Just off of one of the fanciest shopping streets in Tokyo’s Omotesando, Nezu Museum is located. But it’s more than an art museum. Behind it, it hides one of the most amazing Japanese gardens of the metropolis, dark with leafy green and quiet ponds. The contrast to the modern and fashionable Omotesando could not be bigger. (more…)
Posts Tagged ‘Japanese garden’
Kodai-ji is an all-time favorite of us in Kyoto – but I had never seen it by daylight! Both in spring and autumn, they have evening openings with light-ups, which we had gone to three times already (see here for a spring light-up). Now I made it there for the first time in the winter season, and during the day. Not surprisingly, it was a treat.(more…)
We’ve always enjoyed visiting Tokyo’s gardens. The Hama-rikyu Garden at Tokyo Bay has been a long-time favorite. But for the sake of novelty, we decided to try this time the Kyu-Shiba-Rikyu Garden which is not far away.

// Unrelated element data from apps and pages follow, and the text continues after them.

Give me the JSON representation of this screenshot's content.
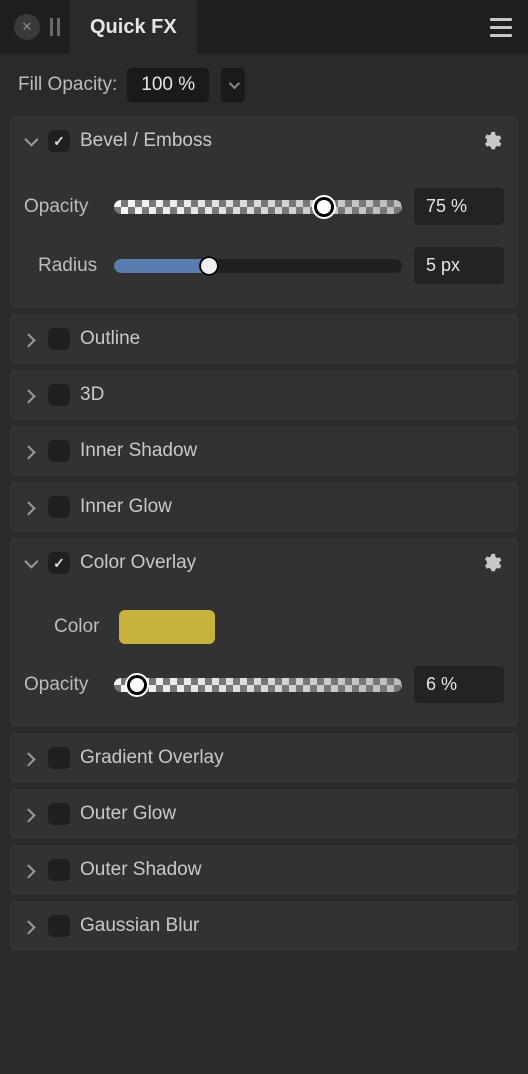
{
  "header": {
    "tab_title": "Quick FX"
  },
  "fill_opacity": {
    "label": "Fill Opacity:",
    "value": "100 %"
  },
  "effects": {
    "bevel": {
      "name": "Bevel / Emboss",
      "opacity_label": "Opacity",
      "opacity_value": "75 %",
      "opacity_pct": 73,
      "radius_label": "Radius",
      "radius_value": "5 px",
      "radius_pct": 33
    },
    "outline": {
      "name": "Outline"
    },
    "three_d": {
      "name": "3D"
    },
    "inner_shadow": {
      "name": "Inner Shadow"
    },
    "inner_glow": {
      "name": "Inner Glow"
    },
    "color_overlay": {
      "name": "Color Overlay",
      "color_label": "Color",
      "color_hex": "#c8b23f",
      "opacity_label": "Opacity",
      "opacity_value": "6 %",
      "opacity_pct": 8
    },
    "gradient_overlay": {
      "name": "Gradient Overlay"
    },
    "outer_glow": {
      "name": "Outer Glow"
    },
    "outer_shadow": {
      "name": "Outer Shadow"
    },
    "gaussian_blur": {
      "name": "Gaussian Blur"
    }
  }
}
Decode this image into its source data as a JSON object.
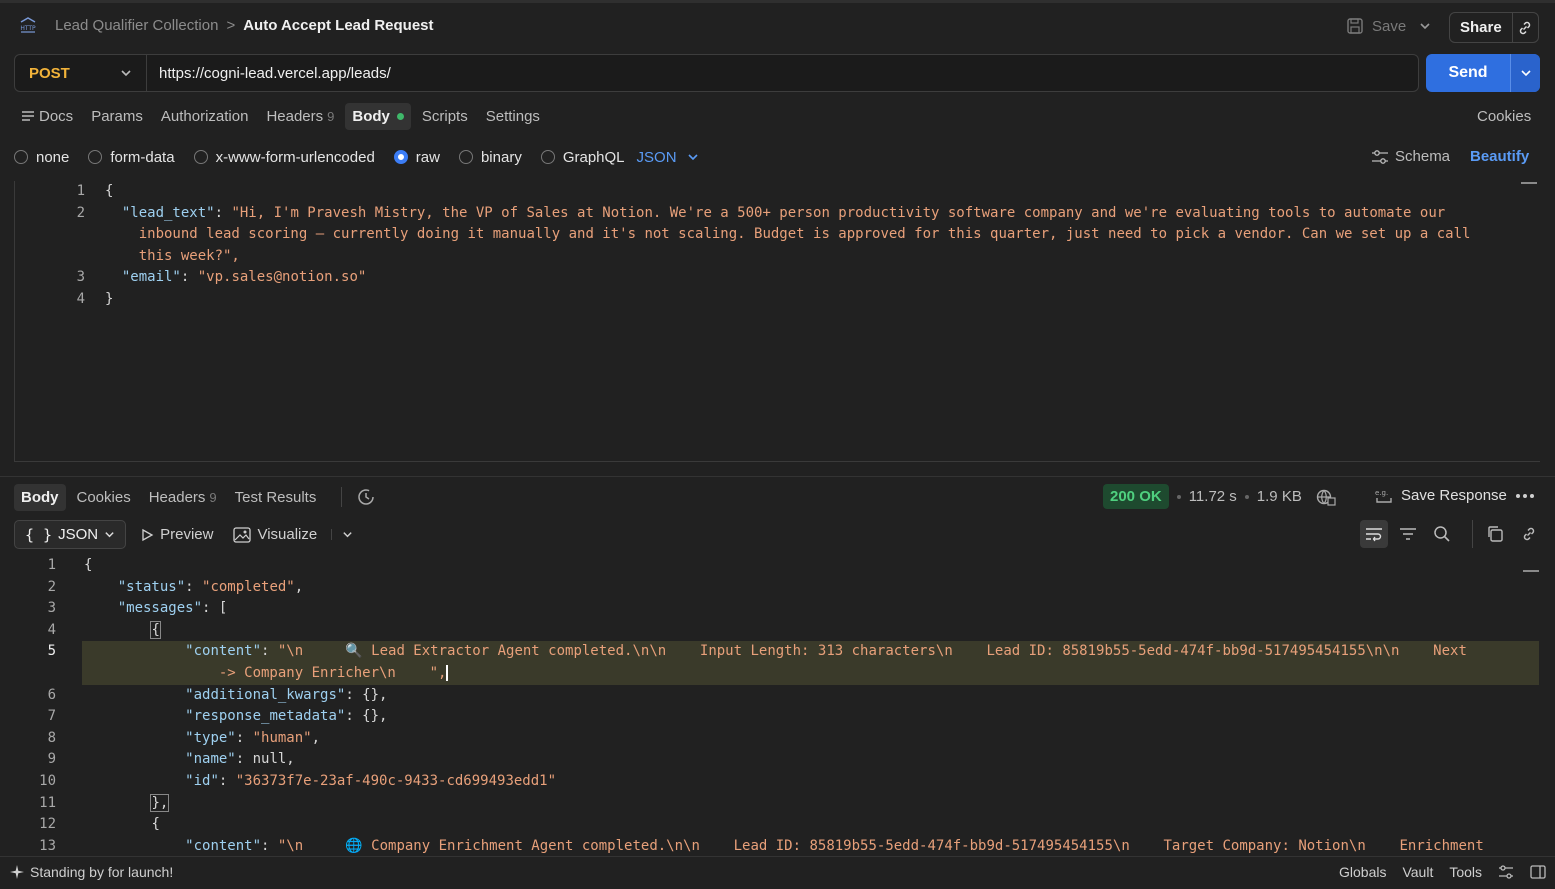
{
  "breadcrumb": {
    "parent": "Lead Qualifier Collection",
    "separator": ">",
    "current": "Auto Accept Lead Request"
  },
  "header": {
    "save_label": "Save",
    "share_label": "Share"
  },
  "request": {
    "method": "POST",
    "url": "https://cogni-lead.vercel.app/leads/",
    "send_label": "Send",
    "tabs": [
      {
        "label": "Docs"
      },
      {
        "label": "Params"
      },
      {
        "label": "Authorization"
      },
      {
        "label": "Headers",
        "count": "9"
      },
      {
        "label": "Body"
      },
      {
        "label": "Scripts"
      },
      {
        "label": "Settings"
      }
    ],
    "cookies_label": "Cookies",
    "body_types": [
      "none",
      "form-data",
      "x-www-form-urlencoded",
      "raw",
      "binary",
      "GraphQL"
    ],
    "body_format": "JSON",
    "schema_label": "Schema",
    "beautify_label": "Beautify",
    "body_lines": [
      {
        "num": "1",
        "text": "{"
      },
      {
        "num": "2",
        "key": "\"lead_text\"",
        "value": "\"Hi, I'm Pravesh Mistry, the VP of Sales at Notion. We're a 500+ person productivity software company and we're evaluating tools to automate our",
        "cont": [
          "inbound lead scoring – currently doing it manually and it's not scaling. Budget is approved for this quarter, just need to pick a vendor. Can we set up a call",
          "this week?\","
        ]
      },
      {
        "num": "3",
        "key": "\"email\"",
        "value": "\"vp.sales@notion.so\""
      },
      {
        "num": "4",
        "text": "}"
      }
    ]
  },
  "response": {
    "tabs": [
      {
        "label": "Body"
      },
      {
        "label": "Cookies"
      },
      {
        "label": "Headers",
        "count": "9"
      },
      {
        "label": "Test Results"
      }
    ],
    "status": "200 OK",
    "time": "11.72 s",
    "size": "1.9 KB",
    "save_response_label": "Save Response",
    "format": "JSON",
    "preview_label": "Preview",
    "visualize_label": "Visualize",
    "lines": [
      {
        "num": "1",
        "indent": 0,
        "text": "{"
      },
      {
        "num": "2",
        "indent": 1,
        "key": "\"status\"",
        "value": "\"completed\"",
        "tail": ","
      },
      {
        "num": "3",
        "indent": 1,
        "key": "\"messages\"",
        "raw": "["
      },
      {
        "num": "4",
        "indent": 2,
        "text": "{"
      },
      {
        "num": "5",
        "indent": 3,
        "key": "\"content\"",
        "value": "\"\\n     🔍 Lead Extractor Agent completed.\\n\\n    Input Length: 313 characters\\n    Lead ID: 85819b55-5edd-474f-bb9d-517495454155\\n\\n    Next",
        "cont": "-> Company Enricher\\n    \",",
        "highlight": true
      },
      {
        "num": "6",
        "indent": 3,
        "key": "\"additional_kwargs\"",
        "raw": "{},",
        "lit": true
      },
      {
        "num": "7",
        "indent": 3,
        "key": "\"response_metadata\"",
        "raw": "{},",
        "lit": true
      },
      {
        "num": "8",
        "indent": 3,
        "key": "\"type\"",
        "value": "\"human\"",
        "tail": ","
      },
      {
        "num": "9",
        "indent": 3,
        "key": "\"name\"",
        "raw": "null,",
        "lit": true
      },
      {
        "num": "10",
        "indent": 3,
        "key": "\"id\"",
        "value": "\"36373f7e-23af-490c-9433-cd699493edd1\""
      },
      {
        "num": "11",
        "indent": 2,
        "text": "},"
      },
      {
        "num": "12",
        "indent": 2,
        "text": "{"
      },
      {
        "num": "13",
        "indent": 3,
        "key": "\"content\"",
        "value": "\"\\n     🌐 Company Enrichment Agent completed.\\n\\n    Lead ID: 85819b55-5edd-474f-bb9d-517495454155\\n    Target Company: Notion\\n    Enrichment"
      }
    ]
  },
  "statusbar": {
    "launch_text": "Standing by for launch!",
    "items": [
      "Globals",
      "Vault",
      "Tools"
    ]
  }
}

As it turns out, we had been wrong to ignore this garden for so long, as it is quite large and full of surprises. Located opposite of Hamamatsucho Station, wedged between Tokyo’s main train artery and an Expressway, this landscape garden holds its ground among modern high rise buildings. From the overpass crossing the tracks, one has a nice view of the whole garden (but beware, the only entrance is on the opposite side). (more…)
Posted in Asia, Japan, Kyoto, Picture Book, tagged Chion-in, dry landscape garden, Godai-no-niwa, Japanese garden, Kanchi-in, karesansui, Nehan-no-niwa, Shinnyo-do, Yuzen-en, Zen garden on May 25, 2013| Leave a Comment »
For years I have been peeping through the fence to get a look at the garden of Denbou-In, adjacent to the big temple complex of Sensou-ji in Asakusa. Now, finally, I’ve been able to enter. This spring, until May 7, the garden is extraordinarily open to the public. Unfortunately, I’ve missed the bloom of its amazing Shidarezakura trees (weeping cherry trees), but the garden is beautiful in every season.
On a visit to the Eikando temple complex in Kyoto, I came across something amazing: the suikinkutsu (水琴窟), a sound ornament for Japanese gardens. The concept of a sound ornament I find wonderful and striking, and somehow very Japanese. Suikinkutsu means, literally translated, water koto cave, where the koto is a musical instrument, the Japanese zither.